Shopping in Town of
May 2 – 12, 2010
- Updated June 14, 2010
Ten photos mainly
taken by Betty Nolan are posted at www.kodakgallery.com
in an album entitled “
By LEWIS NOLAN
May 9, 2010 –Sunday –
Shopping and Poking Around Dingle’s
We arose just before 8 a.m. to a rare but picture-perfect
Spring morning in coastal
(From left) Lewis and
Betty Nolan with Liz and Sean Daly at Dingle
Skies had zero clouds and were clear blue, forming a
beautiful frame to the green hillsides around
The tide was out and we could see some of the mud of shoreline banks. Assorted wild sea birds scurried around the waterline hunting for soft things to eat.
Eating for us came again at the delightful breakfast buffet offered guests at the Dingle Skellig. I had my usual pair of poached eggs, several slices of Irish bacon, a small banana, glass of tomato juice, two dried prunes and a few slices of freshly cut cantaloupe served with brown bread.
A typically friendly and nice hotel desk clerk named Grannia told us she knows Grannia
O’Connor, sister of publican Sean O’Connor of Ballydavid.
The O’Connor Grannia has been working in the Dingle
tourism office but is out now on maternity leave and expecting her third child,
we learned. It’s no wonder the Irish seem to greatly enjoy one another’s
company in this small town – they all are either related or know one another by
reputation. Plus, from what I’ve seen, the Irish are great readers of national
and local newspapers, unlike the dwindling circulation of such in the
After a mid-morning nap, we drove our rental KIA sports utility vehicle and parked for free adjacent to the town’s marina for pleasure boats. Much of the harbor is surrounded by nicely paved walkways marked by various monuments and statuary. Tied up in the older section of harbor are fishing boats in various states of disrepair and service. We saw a big one being unloaded of shipping boxes of processed shrimp in assorted sizes.
On this day we also saw the launch a fleet of tiny sailboats
skippered by young children. A regatta near the mouth of the harbor seemed to
be the occasion. A fairly new mooring facility had been built for yachting
tenants. One offered tour boat excursions at a reasonable price (40 Euros each)
from the port to the nearby
In good weather, passengers have distant views of the
One of the tourism signs in the harbor area identified a picturesque, tiny bird that darted about - with black-and-white feathers as a Pied Wagtail.
Betty and I walked through town to the now-familiar Dingle
Crystal shop and took some pictures along the way of St. Mary’s Cathedral and
several shops.. We again enjoyed a tasty lunch of fresh salad made by Dingle
Crystal co-proprietor Liz Daly and met her son and a nice young lady friend
visiting the shop. We invited Liz to join us at the Skellig
restaurant for dinner the next evening and to bring husband Sean if he returned
from family business in
Once back at our hotel, I opted to nap while Betty washed a couple of loads of clothes in a hotel washer-dryer installation.
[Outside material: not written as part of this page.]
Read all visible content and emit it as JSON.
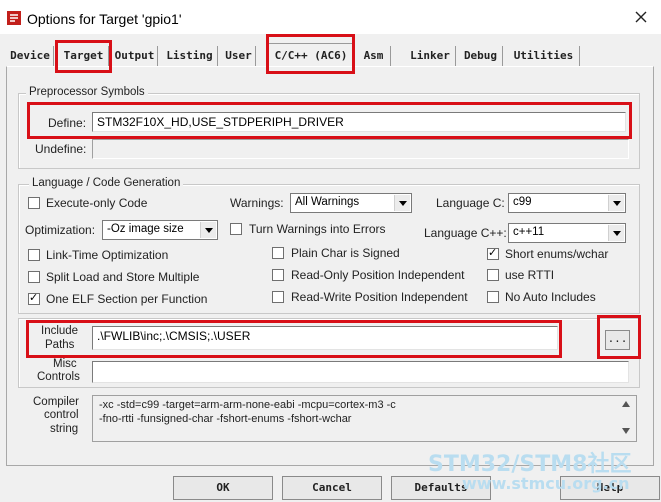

However, the coin-operated dryer didn’t work properly and a nice hotel employee offered to dry them in a hotel appliance as a service. While the Irish seem to work on their own clocks that are a mystery to time-sensitive Americans, we have found them to be generally very helpful and hospitable when approached as friends rather than servants.
I’m conscious of the health fact that my body seems to require significantly more nap time than it did just a few years ago – even after walking mile or more in fresh air. At yet another wonderful dinner, I hugely enjoyed perhaps the freshest cut of salmon I’ve ever had, served on a bed of spaghetti-like vegetables. Betty had a tasty piece of Hake fish, followed by a shared piece of sticky toffee pudding cake swimming in caramel sauce with fresh raspberries and strawberries.
After dinner, I continued reading W. E. B. Griffin’s noteworthy paperback novel about the U.S. Marine Corps during World War II, “In Danger’s Path,” while Betty tended to folding and packing laundry done with the help of hotel staff.